Task to complete >> Say only how many lines in the entries below contain the word "your".

Given information >>
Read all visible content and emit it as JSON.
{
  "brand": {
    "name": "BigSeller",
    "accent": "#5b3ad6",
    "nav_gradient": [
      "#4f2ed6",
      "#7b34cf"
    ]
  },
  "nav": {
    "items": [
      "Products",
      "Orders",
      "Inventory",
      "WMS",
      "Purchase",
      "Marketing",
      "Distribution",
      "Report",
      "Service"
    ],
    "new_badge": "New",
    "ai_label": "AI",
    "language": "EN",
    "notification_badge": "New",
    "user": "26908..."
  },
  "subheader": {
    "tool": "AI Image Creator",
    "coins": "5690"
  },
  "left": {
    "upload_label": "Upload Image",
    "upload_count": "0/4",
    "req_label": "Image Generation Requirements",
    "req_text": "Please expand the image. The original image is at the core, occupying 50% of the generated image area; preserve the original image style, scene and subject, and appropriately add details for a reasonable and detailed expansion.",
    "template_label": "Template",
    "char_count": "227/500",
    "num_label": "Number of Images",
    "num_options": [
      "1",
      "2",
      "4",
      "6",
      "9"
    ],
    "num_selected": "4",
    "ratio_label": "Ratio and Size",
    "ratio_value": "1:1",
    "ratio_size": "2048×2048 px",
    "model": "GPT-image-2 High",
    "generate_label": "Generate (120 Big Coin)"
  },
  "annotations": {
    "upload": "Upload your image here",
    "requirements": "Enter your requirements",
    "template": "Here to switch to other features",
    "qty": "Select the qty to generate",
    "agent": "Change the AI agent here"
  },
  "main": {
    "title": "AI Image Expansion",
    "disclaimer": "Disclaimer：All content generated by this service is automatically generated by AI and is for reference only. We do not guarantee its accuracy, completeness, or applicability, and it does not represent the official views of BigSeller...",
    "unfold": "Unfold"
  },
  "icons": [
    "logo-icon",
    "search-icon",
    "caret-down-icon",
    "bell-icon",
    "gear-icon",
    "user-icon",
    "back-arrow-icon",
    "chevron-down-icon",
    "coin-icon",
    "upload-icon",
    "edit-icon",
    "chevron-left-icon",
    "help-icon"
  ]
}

Solution to this task >> 2